A certain kind of society tends to produce a certain kind of person. More precisely, it discourages the development certain human capacities and fosters the development of others. Aristotle, Rousseau, Marx and Dewey were the philosophers who were most illuminating on this. They argued that the postures required by successful functioning in a market economy tend to insinuate themselves into those areas of social intercourse which take place outside of the realm of the market proper. The result, they claimed, was that the arena for potentially altruistic and sympathetic behavior shrinks over time as society is gradually transformed into a huge marketplace. (Later on I want to call in question the very concept of altruism.)

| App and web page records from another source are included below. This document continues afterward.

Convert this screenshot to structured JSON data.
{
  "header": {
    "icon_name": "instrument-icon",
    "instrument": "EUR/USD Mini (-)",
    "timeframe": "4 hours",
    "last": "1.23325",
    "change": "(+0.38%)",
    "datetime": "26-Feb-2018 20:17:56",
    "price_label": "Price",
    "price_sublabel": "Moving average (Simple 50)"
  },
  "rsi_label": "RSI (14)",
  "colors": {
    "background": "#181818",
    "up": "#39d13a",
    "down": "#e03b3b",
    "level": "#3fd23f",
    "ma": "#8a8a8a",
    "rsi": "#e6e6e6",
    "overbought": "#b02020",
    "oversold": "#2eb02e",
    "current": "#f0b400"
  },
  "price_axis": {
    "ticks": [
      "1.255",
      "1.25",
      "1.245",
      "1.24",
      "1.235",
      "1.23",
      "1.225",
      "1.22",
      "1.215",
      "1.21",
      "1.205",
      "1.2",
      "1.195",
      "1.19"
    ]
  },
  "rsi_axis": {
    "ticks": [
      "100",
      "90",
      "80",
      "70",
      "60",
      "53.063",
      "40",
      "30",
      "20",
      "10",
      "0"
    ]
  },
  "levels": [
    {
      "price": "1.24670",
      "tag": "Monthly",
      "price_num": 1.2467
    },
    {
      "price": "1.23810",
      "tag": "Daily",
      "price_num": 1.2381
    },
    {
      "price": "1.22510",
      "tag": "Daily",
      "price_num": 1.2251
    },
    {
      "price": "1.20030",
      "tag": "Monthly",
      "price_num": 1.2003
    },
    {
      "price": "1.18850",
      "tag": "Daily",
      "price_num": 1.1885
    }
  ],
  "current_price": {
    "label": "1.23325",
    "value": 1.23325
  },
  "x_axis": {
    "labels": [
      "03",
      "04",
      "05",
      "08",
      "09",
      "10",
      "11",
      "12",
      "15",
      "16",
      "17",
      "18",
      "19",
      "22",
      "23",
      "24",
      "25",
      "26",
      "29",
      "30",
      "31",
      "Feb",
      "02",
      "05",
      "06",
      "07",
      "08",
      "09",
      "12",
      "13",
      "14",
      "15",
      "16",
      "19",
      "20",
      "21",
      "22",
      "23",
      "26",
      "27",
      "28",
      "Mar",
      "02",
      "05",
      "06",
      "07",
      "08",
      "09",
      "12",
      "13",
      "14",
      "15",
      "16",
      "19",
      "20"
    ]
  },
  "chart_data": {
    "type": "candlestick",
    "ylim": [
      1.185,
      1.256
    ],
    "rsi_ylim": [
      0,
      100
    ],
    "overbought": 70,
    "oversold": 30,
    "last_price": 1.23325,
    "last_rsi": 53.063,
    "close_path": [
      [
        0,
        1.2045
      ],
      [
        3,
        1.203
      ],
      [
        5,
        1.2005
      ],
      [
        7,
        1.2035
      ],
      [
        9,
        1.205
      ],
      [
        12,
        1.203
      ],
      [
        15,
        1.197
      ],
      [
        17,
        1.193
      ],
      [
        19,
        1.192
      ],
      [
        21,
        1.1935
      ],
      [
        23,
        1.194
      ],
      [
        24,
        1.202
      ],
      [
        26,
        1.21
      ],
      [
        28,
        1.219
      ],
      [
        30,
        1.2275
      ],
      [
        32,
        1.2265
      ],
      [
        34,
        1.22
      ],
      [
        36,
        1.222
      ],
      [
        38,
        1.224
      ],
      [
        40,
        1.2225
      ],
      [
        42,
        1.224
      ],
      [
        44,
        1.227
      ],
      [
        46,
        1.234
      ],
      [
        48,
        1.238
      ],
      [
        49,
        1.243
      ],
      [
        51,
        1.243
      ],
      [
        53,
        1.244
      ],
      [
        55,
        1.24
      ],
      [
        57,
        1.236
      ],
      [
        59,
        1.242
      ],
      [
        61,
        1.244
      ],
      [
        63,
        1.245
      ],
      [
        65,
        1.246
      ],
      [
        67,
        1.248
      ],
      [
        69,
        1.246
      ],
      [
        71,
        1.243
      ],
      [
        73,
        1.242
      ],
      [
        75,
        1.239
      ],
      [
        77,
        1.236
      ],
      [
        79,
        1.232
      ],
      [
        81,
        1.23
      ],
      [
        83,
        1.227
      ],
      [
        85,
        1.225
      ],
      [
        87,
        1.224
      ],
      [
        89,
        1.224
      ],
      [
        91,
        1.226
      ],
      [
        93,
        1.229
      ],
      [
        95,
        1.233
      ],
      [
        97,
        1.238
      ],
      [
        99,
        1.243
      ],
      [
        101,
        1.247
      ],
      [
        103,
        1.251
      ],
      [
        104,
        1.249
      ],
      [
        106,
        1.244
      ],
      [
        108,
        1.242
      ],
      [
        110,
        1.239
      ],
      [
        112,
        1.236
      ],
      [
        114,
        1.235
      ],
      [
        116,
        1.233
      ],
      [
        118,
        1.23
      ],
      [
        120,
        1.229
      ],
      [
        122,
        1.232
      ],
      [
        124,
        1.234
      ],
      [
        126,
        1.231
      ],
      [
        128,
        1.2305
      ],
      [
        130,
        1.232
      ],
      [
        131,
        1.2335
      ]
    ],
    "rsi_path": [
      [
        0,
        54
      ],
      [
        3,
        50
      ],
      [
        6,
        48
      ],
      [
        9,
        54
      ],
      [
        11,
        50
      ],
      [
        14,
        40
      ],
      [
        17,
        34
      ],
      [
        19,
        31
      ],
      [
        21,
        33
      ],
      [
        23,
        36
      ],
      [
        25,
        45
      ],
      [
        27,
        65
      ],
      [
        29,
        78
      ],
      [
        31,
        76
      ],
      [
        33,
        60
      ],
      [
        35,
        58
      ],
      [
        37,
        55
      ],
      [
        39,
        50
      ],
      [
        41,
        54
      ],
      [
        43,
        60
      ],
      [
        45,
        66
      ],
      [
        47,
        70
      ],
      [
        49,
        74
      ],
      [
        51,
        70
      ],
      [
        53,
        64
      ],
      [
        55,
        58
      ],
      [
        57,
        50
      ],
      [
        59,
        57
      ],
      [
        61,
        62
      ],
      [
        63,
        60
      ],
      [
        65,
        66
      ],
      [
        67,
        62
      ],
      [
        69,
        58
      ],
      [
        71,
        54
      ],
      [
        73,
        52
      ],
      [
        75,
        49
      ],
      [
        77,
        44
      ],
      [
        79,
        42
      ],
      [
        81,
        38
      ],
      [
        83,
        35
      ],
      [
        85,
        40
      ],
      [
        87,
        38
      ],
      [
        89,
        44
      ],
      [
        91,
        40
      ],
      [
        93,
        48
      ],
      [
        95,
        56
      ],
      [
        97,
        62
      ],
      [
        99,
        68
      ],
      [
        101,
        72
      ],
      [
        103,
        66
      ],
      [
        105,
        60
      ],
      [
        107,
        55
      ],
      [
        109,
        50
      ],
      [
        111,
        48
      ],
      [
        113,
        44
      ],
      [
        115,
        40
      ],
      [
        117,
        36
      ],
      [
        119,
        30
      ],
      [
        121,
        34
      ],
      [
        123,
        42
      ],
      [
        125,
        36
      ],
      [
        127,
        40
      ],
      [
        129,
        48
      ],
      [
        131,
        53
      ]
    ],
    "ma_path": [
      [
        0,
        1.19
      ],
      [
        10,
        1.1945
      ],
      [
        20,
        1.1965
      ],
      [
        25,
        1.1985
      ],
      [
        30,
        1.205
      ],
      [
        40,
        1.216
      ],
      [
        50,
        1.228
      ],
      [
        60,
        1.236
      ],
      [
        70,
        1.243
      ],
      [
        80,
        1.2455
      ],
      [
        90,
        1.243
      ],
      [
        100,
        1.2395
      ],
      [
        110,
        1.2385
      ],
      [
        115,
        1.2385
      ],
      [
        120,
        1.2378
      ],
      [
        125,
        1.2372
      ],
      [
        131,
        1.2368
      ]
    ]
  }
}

That study on blood donation was riveting. Capitalism is held to be the highest and most natural form of society because it "allows" us to behave in way that supposedly rewards behavior of rational and enlightened self-interest made in a free society. The author makes a compelling case for showing that this isn't really borne out by the way people behave when faced with a market economy. It actually limits our range of behavior and not in a way that benefits society.
I have to get ready to go out, I hope others will chime in too.